- Detecting the "A" right button and shooting the cannon.
The Update Loop
In XNA framework, the Update Loop is invoked when the game has determined that game logic needs to be processed. This might include the management of the game state, the processing of user input, or the updating of simulation data. By overriding this method, we can add logic which is specific to our Pirates game.
In XNA, The Update method works in combination with the Draw method, and you must take into account that each one has its own specific role. That is, never try to draw sprites inside the Update method, and never ever calculate/update positions inside the Draw method.
The purpose of the Update class here is:
- To calculate the new cloud positions. There are 3 layers of clouds and each layer moves at its own speed.
- To alternate the sea appearance between one of the 4 existing sea textures.
- To move the camera according to the game state transitions (that is, at first the game is showing you the pirate ship, then the camera moves to your ship).
- To update the camera position along the path described by the cannon ball. This is useful to keep track of the game action.
- To control the camera zoom when needed.
- And maybe the most important of all: to update the cannon ball position (along with the smoke trace left while flying)
The Draw Loop
The Draw loop is called by the XNA framework it is time to draw a frame.
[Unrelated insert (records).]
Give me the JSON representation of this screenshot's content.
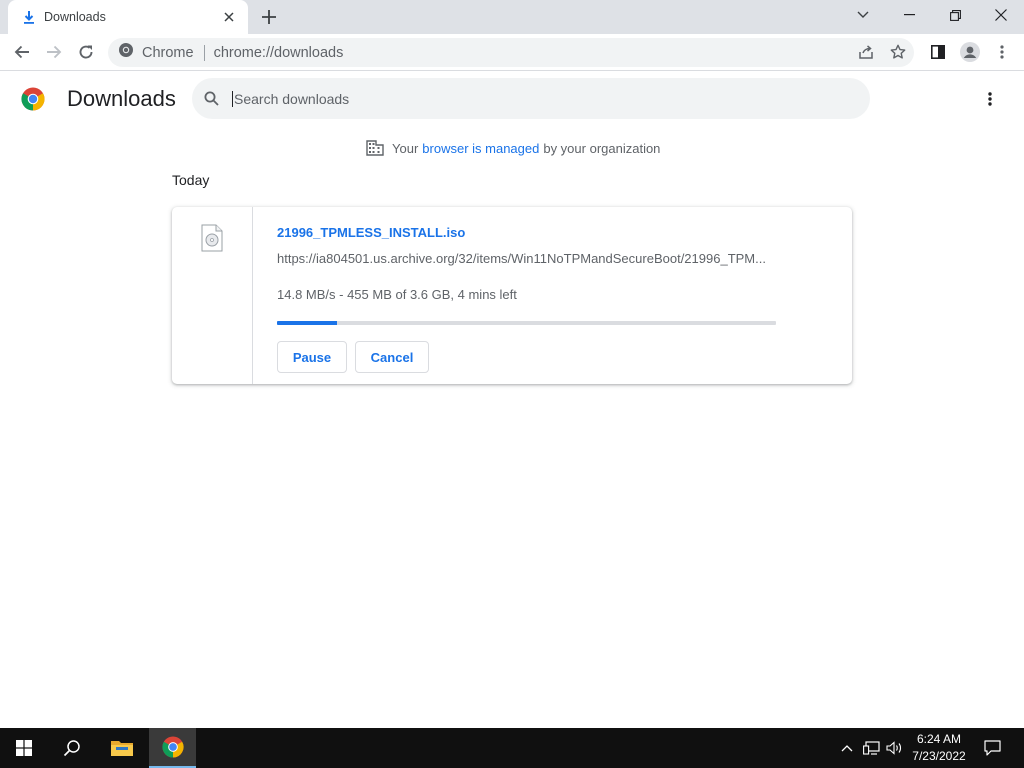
{
  "browser": {
    "tab_title": "Downloads",
    "site_chip": "Chrome",
    "url": "chrome://downloads"
  },
  "page": {
    "title": "Downloads",
    "search_placeholder": "Search downloads",
    "managed_prefix": "Your",
    "managed_link": "browser is managed",
    "managed_suffix": "by your organization",
    "date_header": "Today"
  },
  "download": {
    "file_name": "21996_TPMLESS_INSTALL.iso",
    "url": "https://ia804501.us.archive.org/32/items/Win11NoTPMandSecureBoot/21996_TPM...",
    "status": "14.8 MB/s - 455 MB of 3.6 GB, 4 mins left",
    "progress_percent": 12,
    "pause_label": "Pause",
    "cancel_label": "Cancel"
  },
  "taskbar": {
    "time": "6:24 AM",
    "date": "7/23/2022"
  },
  "colors": {
    "accent": "#1a73e8",
    "tabstrip": "#dee1e6",
    "taskbar": "#101010"
  }
}
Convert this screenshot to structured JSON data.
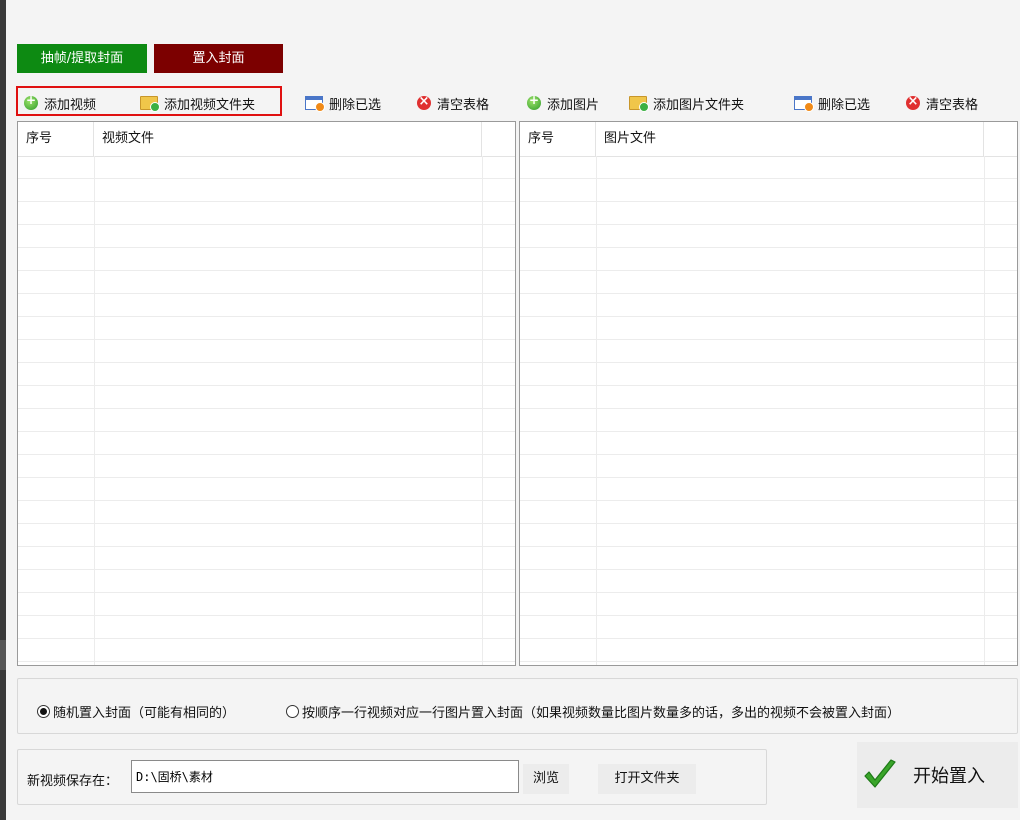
{
  "mode_tabs": {
    "extract": "抽帧/提取封面",
    "embed": "置入封面"
  },
  "video_toolbar": {
    "add_video": "添加视频",
    "add_video_folder": "添加视频文件夹",
    "delete_selected": "删除已选",
    "clear_table": "清空表格"
  },
  "image_toolbar": {
    "add_image": "添加图片",
    "add_image_folder": "添加图片文件夹",
    "delete_selected": "删除已选",
    "clear_table": "清空表格"
  },
  "video_table": {
    "col_index": "序号",
    "col_file": "视频文件",
    "rows": []
  },
  "image_table": {
    "col_index": "序号",
    "col_file": "图片文件",
    "rows": []
  },
  "options": {
    "random": "随机置入封面（可能有相同的）",
    "sequential": "按顺序一行视频对应一行图片置入封面（如果视频数量比图片数量多的话，多出的视频不会被置入封面）",
    "selected": "random"
  },
  "save": {
    "label": "新视频保存在：",
    "path": "D:\\固桥\\素材",
    "browse": "浏览",
    "open_folder": "打开文件夹"
  },
  "start_button": "开始置入",
  "colors": {
    "extract_tab": "#0d8a12",
    "embed_tab": "#7c0000",
    "highlight": "#e01010",
    "checkmark": "#3aa52a"
  }
}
We override this method to draw all the frames needed for our Pirates game.
This loop handles entirely the presentation part of the game:
- It draws the background texture
- It draws the sky, clouds, sea and ships
- It draws the cannon ball, the cannon and the smoke traces
- It draws the pirates and other objects on the scene.
- It draws the score and high scores.
Let's take a peek at the Solution (which ran and deployed to the emulator the first time for me with no problems);
The game project/code is easily approachable with most of the code in one place, PirateDemo.cs.
This isn't a complete game at this point, but it's a great starting point and even in this state fun to play with and best of all, covers a number of important things, such as the physics engine, game state management, etc.
If you're thinking about creating your own like game, this might be a great article and code to start your journey with...